A tantalizing prospect for the sukuk market is that SEC might include a tranche that is longer than the usual five-year maturity for Islamic bond issues in the region.
“We might see a surprise of a long-dated floater as well, taking a bet on the US policy changes beyond 2014,” Dassanayaka said.
John Bates, head of fixed income at Silk Invest, said he had heard unofficial talk of a $1 billion issue which, he suspected, might include a 10-year as well as a five-year tranche.
“Providing the pricing is right there is little doubt that 10-year money would be supported by the international investors, despite the shorter risk tendencies of the local banks,” he said.
Bates noted it was hard to find comparable debt to SEC but Qatar’s $2 billion sovereign bond maturing in 2022, rated Aa2 by Moody’s, was trading at a yield of roughly 4.0 percent.

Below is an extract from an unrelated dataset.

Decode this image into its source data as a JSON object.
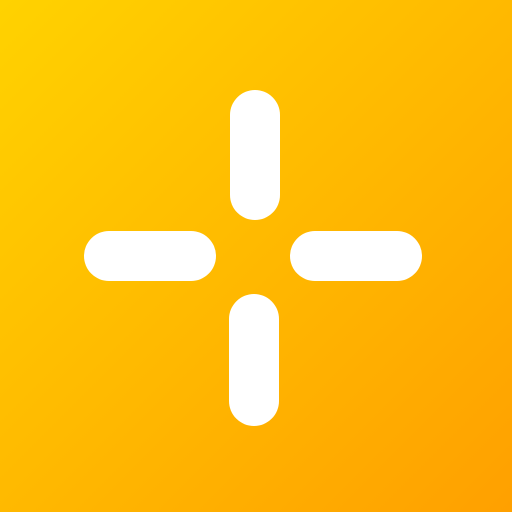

“One would expect some premium over this level together with the fact that SE is a government-backed entity, not the Kingdom itself,” he said.
Nigel Denison, head of treasury and wealth management at Bank of London and the Middle East, said he had heard suggestions that SEC’s sukuk would be comprised of two tranches, one five-year for $1 billion and one 10-year for $750 million.
SEC’s sukuk would join debt from Dubai Electricity and Water (DEWA), the only other fully integrated regional utility which services end-users, in the international market. DEWA, a popular issuer from the region rated Ba1 by Moody’s, last tapped the market in October 2010 with a $2 billion, dual-tranche bond.
Other Gulf state-owned utilities including Qatar Electricity and Water Company and Abu Dhabi Water and Electricity Authority (ADWEA) have secured credit ratings, and could follow SEC and DEWA, analysts believe.
ADWEA has picked HSBC to advise on the $2.2 billion refinancing of its Shuweihat 2 loan and plans to issue a bond in a first for a Gulf Arab power project, bankers involved said. Financing is expected to be a mixture of bank loans and the bond, and pitching for the bond portion is ongoing, two bankers said. –Additional reporting by Rachna Uppal